The year was 1985 and the federal courthouse in Hartford, Conn., was on the world stage.
One by one, members of a Puerto Rican independence group were brought before judges, accused of a brazen heist that netted $7.1 million and culminated years of anti-American attacks. So notorious were Los Macheteros, or the Machete Wielders, that then-U.S. Attorney General Edwin Meese ordered machine-gun toting soldiers to guard the courthouse.
"They put on this big show, to make them look like terrorists," said James W. Bergenn, a partner in the Hartford office of Shipman & Goodwin who represented two of the defendants. "All of the lefty lawyers were dying to get involved in this case. There was nothing more exciting."
Fast-forward to this month. At the same courthouse, the lengthy drama moved one act closer to its conclusion in a much more sedate fashion. With minimal fanfare, one of the defendants who helped stage the 1983 robbery of the Wells Fargo armored car depot in West Hartford was sentenced to five years in prison.
At the hearing, Norberto Gonzalez-Claudio, now a 67-year-old grandfather, said he looks forward to putting his criminal past behind him. "Family is all that matters," Gonzalez said.
The money taken by Los Macheteros has never been recovered. The group still exists today, but it's a much more low-key organization that has long since abandoned its violent ways. Lawyers who have represented its members say it's a far cry from the mid-1980s, when, for a lawyer who wanted national publicity, "this was the dream case of a lifetime," Bergenn said.
For decades, there has been division in Puerto Rico over its political relationship with the United States. Citizens of the U.S. territory were given the right to vote in 1917, but do not have representation in Congress. Some have called for statehood (as the majority did again in a non-binding November 6 referendum), while others have actively sought independence.
Los Macheteros were among those leading the charge for independence. The group made headlines for a series of terrorist actions against what it considered to be U.S. colonization. In 1979, there were two separate shooting attacks on buses filled with sailors stationed in the Caribbean. In all, three were killed and 12 injured. In 1981, the group infiltrated a Puerto Rican Air National Guard base and damaged 11 fighter jets, causing an estimated $45 million in damage.
The group then set its sights on Connecticut, where a complex robbery operation dubbed Aquila Blanca [White Eagle] was planned over a two-year period. The organizers identified the West Hartford armored car depot as the target. Millions of dollars were brought there each day in armored vehicles that made pickups at banks and businesses.
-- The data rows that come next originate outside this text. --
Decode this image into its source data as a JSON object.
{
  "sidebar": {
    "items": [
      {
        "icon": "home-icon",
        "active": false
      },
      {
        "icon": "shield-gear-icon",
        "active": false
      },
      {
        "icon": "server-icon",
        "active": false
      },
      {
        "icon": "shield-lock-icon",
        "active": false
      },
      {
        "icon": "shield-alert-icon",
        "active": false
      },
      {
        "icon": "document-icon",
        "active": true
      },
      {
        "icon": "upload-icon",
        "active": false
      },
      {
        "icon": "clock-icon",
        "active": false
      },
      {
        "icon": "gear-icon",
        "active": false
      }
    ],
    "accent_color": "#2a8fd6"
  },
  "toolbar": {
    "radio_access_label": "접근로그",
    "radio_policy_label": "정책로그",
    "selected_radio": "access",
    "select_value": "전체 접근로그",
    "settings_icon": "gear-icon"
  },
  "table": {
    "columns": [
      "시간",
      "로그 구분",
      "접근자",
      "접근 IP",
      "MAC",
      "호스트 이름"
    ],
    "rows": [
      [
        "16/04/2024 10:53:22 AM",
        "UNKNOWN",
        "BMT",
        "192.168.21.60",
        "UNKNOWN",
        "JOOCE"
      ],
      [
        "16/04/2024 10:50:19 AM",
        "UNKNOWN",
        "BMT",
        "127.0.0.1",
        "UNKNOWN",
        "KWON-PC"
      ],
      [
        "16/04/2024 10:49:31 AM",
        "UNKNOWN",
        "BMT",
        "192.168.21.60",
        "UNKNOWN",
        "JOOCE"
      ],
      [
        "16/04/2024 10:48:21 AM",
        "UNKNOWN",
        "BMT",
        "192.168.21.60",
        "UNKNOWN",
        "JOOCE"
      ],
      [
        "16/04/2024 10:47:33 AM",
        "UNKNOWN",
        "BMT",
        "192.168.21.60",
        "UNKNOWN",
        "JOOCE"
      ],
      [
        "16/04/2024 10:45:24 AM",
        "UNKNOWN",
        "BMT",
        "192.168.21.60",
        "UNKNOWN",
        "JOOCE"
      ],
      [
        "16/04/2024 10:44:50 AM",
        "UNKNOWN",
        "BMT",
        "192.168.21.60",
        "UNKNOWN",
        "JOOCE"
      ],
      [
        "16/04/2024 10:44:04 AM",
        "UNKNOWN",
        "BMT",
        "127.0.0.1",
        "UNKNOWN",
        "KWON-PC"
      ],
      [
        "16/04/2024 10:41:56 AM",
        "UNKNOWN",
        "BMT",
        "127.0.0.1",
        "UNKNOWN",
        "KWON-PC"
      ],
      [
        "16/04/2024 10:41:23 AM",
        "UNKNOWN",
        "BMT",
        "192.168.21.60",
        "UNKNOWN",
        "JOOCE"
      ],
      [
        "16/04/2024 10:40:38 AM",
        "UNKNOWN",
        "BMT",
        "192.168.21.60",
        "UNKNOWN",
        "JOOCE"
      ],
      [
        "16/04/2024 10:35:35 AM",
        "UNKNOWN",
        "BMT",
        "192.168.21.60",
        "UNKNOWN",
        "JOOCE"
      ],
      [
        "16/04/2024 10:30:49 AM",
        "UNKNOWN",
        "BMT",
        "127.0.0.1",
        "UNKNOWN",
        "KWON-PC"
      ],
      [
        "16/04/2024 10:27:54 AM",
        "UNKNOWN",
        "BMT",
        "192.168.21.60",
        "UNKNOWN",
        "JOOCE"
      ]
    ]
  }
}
Victor Gerena, who had been a Wells Fargo driver for only a few months, was the inside man. FBI agents told the Hartford Courant at the time that the organizers found Gerena through his mother, who lived in Puerto Rico and was loyal to the nationalist cause.